Talk about pre-judging the outcome? If I was Mr Campbell I’d be keep my trap well and truly shut in case his pronouncements illustrate a man who, far from struggling to recover from having his reputation dreadfully traduced is actually revelling in the discomfort he is causing.

Ms Dugdale lays the blame for the party’s decision on new party general secretary Jennie Formby, previously political director of the Unite union which had a spectacular falling-out with Scottish Labour in 2013 over vote-rigging allegations in the selection of a new parliamentary candidate in Falkirk. That ended up with a complaint to police and Unite’s favoured candidate, Karie Murphy, being forced to withdraw. Ms Murphy is now Jeremy Corbyn’s chief of staff.

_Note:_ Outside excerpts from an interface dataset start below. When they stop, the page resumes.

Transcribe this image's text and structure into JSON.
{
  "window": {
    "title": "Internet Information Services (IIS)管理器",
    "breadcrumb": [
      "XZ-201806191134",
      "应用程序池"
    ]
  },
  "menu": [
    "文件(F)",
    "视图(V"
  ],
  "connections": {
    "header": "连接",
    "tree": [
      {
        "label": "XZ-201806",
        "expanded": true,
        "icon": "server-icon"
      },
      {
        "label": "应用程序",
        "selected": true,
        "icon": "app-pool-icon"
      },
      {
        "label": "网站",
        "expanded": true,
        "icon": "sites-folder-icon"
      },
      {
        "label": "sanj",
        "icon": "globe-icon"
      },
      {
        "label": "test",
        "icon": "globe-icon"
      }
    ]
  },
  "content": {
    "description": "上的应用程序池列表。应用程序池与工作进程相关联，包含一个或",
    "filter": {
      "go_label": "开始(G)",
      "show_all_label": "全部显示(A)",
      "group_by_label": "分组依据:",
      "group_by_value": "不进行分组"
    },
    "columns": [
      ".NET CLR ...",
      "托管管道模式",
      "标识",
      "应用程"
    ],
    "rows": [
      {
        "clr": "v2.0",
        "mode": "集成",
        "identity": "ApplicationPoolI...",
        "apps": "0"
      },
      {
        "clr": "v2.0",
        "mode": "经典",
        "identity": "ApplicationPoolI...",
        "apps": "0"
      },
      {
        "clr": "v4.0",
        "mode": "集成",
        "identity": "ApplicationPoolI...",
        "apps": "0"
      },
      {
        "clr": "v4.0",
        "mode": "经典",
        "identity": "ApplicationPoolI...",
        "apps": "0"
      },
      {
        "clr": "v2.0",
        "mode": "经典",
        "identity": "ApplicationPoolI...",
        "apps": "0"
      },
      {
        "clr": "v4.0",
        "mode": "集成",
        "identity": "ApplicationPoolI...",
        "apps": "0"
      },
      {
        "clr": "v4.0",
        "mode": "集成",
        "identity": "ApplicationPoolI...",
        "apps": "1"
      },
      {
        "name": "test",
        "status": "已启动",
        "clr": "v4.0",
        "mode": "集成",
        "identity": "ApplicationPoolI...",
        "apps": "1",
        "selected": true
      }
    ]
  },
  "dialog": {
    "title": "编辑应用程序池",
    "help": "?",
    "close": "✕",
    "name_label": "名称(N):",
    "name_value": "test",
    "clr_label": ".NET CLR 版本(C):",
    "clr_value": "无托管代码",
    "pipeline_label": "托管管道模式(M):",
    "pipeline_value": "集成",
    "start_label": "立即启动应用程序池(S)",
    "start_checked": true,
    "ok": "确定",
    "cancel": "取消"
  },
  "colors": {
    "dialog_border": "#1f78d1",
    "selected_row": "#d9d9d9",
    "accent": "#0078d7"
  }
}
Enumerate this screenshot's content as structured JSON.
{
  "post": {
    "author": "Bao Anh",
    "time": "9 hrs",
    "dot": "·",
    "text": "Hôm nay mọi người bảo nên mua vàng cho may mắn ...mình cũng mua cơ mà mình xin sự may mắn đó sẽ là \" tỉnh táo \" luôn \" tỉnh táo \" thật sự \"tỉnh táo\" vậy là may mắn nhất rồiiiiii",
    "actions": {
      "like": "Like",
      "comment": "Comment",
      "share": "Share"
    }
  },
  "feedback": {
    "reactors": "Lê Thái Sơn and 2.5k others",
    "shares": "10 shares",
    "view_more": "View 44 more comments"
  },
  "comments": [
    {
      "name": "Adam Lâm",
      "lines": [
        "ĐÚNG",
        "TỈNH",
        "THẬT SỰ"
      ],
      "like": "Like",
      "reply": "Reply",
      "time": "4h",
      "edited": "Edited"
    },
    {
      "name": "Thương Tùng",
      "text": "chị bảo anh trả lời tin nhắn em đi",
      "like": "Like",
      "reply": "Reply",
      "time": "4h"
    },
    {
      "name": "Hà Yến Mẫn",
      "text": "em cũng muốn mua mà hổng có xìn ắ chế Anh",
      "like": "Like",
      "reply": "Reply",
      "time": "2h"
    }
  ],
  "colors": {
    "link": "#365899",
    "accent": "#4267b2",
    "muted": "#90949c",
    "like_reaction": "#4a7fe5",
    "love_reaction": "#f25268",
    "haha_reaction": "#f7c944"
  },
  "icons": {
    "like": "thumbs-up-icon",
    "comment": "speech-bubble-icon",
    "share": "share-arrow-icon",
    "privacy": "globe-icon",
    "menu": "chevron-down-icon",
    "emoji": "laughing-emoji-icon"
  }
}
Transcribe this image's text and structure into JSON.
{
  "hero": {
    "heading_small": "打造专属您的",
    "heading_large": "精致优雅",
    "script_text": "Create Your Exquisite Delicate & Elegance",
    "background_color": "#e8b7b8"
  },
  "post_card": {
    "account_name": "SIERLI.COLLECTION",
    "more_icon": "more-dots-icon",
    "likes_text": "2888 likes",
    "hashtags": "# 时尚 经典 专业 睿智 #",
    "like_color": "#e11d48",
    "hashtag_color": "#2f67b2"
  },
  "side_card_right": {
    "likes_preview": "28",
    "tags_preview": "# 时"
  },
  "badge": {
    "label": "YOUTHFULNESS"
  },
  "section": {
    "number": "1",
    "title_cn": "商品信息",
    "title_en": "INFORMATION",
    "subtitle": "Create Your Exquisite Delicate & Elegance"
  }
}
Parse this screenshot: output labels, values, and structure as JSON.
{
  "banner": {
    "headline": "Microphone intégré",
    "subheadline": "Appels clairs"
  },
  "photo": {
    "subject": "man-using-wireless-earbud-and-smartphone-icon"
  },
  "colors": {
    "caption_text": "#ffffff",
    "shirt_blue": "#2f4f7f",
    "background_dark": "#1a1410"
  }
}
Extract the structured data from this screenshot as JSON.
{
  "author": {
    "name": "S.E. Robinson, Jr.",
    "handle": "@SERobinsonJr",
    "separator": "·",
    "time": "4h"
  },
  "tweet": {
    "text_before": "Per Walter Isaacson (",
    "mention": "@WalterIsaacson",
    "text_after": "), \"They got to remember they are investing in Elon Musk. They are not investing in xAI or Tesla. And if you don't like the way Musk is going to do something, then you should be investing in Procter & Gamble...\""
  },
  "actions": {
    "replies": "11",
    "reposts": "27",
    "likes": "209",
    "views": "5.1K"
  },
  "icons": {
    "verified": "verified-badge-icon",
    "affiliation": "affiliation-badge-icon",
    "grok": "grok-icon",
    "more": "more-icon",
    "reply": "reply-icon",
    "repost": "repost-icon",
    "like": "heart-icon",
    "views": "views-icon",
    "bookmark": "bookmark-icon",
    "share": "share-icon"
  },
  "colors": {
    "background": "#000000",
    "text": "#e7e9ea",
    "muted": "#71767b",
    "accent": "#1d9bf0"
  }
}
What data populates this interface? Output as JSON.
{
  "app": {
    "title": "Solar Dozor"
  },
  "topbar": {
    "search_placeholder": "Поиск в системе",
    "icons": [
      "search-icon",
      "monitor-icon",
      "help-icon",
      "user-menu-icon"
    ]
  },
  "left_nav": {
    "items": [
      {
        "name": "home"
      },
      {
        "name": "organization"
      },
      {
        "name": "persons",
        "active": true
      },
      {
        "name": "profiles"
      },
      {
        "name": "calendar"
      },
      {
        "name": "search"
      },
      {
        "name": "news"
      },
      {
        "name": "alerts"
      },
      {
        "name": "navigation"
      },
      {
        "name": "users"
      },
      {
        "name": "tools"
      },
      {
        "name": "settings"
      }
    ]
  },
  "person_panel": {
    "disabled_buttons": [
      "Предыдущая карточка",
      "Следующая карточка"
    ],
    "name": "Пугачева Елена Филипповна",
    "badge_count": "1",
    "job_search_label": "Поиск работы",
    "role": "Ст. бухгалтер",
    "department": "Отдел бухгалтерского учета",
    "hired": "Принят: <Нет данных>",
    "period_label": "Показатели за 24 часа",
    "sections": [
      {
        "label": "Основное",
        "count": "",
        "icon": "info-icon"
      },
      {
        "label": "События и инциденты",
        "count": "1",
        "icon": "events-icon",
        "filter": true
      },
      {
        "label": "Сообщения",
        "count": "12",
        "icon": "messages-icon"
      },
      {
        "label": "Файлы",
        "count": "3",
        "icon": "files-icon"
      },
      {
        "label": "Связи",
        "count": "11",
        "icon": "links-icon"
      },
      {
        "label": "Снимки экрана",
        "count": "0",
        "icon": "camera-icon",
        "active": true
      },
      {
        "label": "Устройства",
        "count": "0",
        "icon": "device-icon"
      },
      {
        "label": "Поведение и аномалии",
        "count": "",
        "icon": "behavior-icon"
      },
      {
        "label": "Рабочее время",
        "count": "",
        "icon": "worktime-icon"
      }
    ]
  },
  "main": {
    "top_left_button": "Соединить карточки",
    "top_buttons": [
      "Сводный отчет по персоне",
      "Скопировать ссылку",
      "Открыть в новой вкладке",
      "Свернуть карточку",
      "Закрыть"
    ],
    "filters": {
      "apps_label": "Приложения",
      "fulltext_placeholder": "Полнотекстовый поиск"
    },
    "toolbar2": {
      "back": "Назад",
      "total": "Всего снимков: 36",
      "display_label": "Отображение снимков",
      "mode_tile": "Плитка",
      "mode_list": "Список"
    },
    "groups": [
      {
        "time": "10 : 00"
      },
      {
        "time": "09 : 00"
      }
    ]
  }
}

Very few defamation cases come to trial in Scotland because settlements are usually reached, but if Ms Dugdale wants to crowd-fund her defence I’m good for a tenner. Purely in the interests of developing an important area of civil law, you understand.